Hate Club for Hypocrites (Elizabeth Knapp, Justin McCormack, Emily Perez) did "Involuntary Narcissistic Rage" so well you would think they had it. The duo of Adrianna Gaeta & Ann M. Leghorn-McCracken as Arc Flash & Shock Hazard sent "A Letter to Our Fans," a funny ad for Lesbians & an appeal to "fix those homophobic ways." After that we all needed a break.
When we came back, I read my Chicago/May Day/Haymarket Massacre poem, "Crane Alley." Dan Nester was not the only "professor" who brought students tonight; Sue Oringel turned up with 2 of her students from HVCC. Elaundress Ballard responded to Leroi Jones' poem "Air." Deneque Williams' "I Remember" was about a best friend dying in a hospital. Sue Oringel's blue poem included food, referenced Garcia Lorca, from a line she woke with one morning.

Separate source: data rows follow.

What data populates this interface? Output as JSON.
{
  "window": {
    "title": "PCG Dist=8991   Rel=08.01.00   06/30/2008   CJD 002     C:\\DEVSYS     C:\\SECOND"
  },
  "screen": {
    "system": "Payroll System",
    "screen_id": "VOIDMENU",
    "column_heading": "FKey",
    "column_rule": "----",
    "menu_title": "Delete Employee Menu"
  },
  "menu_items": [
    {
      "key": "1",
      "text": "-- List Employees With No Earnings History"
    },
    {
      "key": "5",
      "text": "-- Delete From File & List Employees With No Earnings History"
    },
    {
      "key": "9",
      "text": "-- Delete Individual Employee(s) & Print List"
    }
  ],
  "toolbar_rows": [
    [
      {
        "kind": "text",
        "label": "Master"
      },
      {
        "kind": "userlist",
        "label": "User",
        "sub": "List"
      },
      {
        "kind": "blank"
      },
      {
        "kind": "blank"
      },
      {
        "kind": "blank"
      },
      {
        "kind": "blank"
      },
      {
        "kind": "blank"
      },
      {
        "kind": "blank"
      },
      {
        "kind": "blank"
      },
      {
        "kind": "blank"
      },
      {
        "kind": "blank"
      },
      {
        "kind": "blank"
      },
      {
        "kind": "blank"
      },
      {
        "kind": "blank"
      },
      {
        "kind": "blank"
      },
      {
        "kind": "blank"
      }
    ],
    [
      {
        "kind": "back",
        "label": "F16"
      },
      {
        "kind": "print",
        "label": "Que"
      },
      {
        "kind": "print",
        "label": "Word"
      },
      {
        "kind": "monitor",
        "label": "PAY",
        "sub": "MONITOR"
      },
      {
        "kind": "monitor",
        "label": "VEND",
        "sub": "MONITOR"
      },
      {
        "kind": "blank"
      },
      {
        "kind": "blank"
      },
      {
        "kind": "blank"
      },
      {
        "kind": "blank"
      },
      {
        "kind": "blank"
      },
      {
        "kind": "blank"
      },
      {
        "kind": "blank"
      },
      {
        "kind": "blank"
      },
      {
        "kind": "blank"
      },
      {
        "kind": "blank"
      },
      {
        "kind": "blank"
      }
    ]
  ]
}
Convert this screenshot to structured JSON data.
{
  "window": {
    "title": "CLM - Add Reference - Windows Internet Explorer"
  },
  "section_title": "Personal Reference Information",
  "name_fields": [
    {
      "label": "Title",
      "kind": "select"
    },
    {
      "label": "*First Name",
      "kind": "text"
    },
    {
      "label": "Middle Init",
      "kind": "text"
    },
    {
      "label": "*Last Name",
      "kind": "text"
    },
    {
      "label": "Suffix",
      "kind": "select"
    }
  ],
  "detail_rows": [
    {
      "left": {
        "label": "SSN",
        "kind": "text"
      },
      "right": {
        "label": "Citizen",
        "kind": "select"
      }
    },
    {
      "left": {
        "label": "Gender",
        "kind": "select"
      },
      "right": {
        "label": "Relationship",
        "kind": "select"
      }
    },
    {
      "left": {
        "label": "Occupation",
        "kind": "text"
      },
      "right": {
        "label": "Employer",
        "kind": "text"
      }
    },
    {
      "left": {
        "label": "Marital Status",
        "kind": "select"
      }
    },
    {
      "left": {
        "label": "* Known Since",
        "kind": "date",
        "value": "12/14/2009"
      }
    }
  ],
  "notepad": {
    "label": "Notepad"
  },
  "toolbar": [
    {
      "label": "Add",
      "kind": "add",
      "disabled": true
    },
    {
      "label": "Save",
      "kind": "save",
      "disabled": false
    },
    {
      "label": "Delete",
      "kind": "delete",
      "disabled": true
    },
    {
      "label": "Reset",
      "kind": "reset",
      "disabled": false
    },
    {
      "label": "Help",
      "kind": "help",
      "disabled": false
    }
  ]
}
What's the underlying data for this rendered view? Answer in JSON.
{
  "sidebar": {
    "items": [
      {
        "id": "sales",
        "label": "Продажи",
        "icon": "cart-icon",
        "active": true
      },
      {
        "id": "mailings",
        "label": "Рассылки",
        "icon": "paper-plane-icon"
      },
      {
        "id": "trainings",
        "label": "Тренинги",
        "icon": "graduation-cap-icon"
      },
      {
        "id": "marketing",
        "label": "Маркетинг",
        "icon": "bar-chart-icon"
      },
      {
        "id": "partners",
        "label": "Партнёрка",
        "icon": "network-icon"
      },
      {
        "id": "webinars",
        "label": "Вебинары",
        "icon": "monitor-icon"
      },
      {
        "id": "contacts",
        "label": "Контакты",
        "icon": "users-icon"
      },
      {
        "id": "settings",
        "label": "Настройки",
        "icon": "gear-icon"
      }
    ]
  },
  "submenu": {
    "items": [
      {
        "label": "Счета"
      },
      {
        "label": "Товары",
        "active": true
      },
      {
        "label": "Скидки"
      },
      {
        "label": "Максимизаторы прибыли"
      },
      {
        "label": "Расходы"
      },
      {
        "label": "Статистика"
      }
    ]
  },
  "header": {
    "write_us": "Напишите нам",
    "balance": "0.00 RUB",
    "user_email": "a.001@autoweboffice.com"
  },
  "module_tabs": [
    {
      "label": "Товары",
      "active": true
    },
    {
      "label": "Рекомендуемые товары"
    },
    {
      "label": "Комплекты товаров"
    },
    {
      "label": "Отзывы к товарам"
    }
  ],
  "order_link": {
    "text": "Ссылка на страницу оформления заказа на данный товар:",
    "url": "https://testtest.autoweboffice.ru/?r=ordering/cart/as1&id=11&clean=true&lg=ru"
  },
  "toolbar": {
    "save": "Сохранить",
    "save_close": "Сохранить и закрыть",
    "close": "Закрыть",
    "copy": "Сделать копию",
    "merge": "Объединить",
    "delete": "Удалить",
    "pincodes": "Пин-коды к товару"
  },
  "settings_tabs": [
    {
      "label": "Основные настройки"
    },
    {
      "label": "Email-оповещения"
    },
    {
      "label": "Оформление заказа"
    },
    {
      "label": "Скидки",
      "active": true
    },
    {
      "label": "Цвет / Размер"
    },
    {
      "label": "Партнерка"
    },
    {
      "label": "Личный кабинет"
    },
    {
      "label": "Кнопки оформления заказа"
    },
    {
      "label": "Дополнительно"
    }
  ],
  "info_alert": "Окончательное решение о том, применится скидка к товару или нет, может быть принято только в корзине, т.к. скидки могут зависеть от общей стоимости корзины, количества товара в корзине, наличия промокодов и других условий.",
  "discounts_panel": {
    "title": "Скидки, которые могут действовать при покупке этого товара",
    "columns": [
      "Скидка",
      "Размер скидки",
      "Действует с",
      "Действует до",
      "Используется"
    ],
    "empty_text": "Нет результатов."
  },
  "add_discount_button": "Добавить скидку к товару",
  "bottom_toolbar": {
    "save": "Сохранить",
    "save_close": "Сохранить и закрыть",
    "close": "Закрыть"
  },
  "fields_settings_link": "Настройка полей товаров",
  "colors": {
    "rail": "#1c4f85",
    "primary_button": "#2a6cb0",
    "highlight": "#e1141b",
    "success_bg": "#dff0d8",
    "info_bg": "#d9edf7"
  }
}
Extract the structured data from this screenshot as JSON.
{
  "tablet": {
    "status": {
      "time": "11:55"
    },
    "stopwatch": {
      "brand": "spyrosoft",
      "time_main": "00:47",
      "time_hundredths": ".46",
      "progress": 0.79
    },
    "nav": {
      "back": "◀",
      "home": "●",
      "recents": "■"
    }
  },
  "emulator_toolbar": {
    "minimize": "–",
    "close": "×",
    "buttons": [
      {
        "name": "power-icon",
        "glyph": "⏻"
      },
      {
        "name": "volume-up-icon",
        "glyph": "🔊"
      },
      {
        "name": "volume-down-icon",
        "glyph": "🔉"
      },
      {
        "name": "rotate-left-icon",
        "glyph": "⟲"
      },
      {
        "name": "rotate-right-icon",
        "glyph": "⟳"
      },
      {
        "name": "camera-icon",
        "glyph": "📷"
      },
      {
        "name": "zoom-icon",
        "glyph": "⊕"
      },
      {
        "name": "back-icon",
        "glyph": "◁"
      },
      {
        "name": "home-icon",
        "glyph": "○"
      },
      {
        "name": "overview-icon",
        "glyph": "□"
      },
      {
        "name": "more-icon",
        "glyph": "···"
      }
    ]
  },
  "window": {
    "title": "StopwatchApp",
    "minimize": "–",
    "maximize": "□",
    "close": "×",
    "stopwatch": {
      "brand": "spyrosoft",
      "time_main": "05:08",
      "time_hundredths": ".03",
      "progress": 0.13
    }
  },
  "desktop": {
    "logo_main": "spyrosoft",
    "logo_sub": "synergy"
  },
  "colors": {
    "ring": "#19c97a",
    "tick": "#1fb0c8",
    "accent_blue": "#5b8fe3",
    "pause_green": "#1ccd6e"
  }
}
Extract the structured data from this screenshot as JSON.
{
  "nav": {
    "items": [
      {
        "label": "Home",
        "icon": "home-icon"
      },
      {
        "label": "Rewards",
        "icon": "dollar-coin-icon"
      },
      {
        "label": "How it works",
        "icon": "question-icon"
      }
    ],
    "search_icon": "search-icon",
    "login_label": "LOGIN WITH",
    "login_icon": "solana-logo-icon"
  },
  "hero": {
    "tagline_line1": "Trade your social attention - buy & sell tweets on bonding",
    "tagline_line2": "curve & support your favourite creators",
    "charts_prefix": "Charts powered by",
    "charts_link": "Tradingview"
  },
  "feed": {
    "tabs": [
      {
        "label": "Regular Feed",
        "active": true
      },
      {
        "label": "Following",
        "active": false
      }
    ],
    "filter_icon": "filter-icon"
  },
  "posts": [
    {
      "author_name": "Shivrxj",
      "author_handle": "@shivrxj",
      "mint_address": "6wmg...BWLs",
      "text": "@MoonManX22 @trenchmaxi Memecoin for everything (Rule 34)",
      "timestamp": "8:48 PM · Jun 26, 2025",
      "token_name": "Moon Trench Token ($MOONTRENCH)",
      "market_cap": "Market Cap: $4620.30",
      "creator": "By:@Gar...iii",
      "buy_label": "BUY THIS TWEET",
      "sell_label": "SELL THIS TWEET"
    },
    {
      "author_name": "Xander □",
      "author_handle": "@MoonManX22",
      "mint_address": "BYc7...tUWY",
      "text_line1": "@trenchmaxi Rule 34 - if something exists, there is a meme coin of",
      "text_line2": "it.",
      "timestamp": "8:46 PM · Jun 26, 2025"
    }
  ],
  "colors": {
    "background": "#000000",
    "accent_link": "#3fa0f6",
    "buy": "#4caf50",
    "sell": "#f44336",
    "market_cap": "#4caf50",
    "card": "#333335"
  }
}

The Storm was back again this month with her piece "I Am a Woman" ("... takes a sip from these beautiful brown lips..."). Daniel (the Mad Professor) Nester (to wild cheers from his class) read from his book How to Be Inappropriate from his own inappropriate acts from the '90s. Bob Sharkey's descriptive words were about the characters around the City Arms Hotel. Alan Casline's work are short, imagistic & get lost in his book, until he found it, "Viewing Tranquility." The "goddess" of WomanWords, Marilyn Day, read her real sestina, "Paint Boxes & Whores" on a painting by 17th Century painter Artemisia Gentileschi.
Bless had no idea what he was about to do, then read what he wrote "about nothing," when he sat down to write for the wrong reasons, a performance everyone loved. Moses Kash III gave me a copy of his piece, "Fear It Self," written at 4 o'clock in the morning recently. Bringing us back to his early days as a poet in the 1980s, R.M. Engelhardt, read "What's Left of My Degeneration" (you can find it on his Face Book site). Sally Rhoades was at the latest Presidential inauguration & wrote a poem beginning "America woke up last night..."
Check out my Flickr site for pictures of each of tonight's featured poets, "The Solid Gold McCrakens". & find us here at the Social Justice Center, 33 Central Ave., Albany, NY on the third Thursday of each month.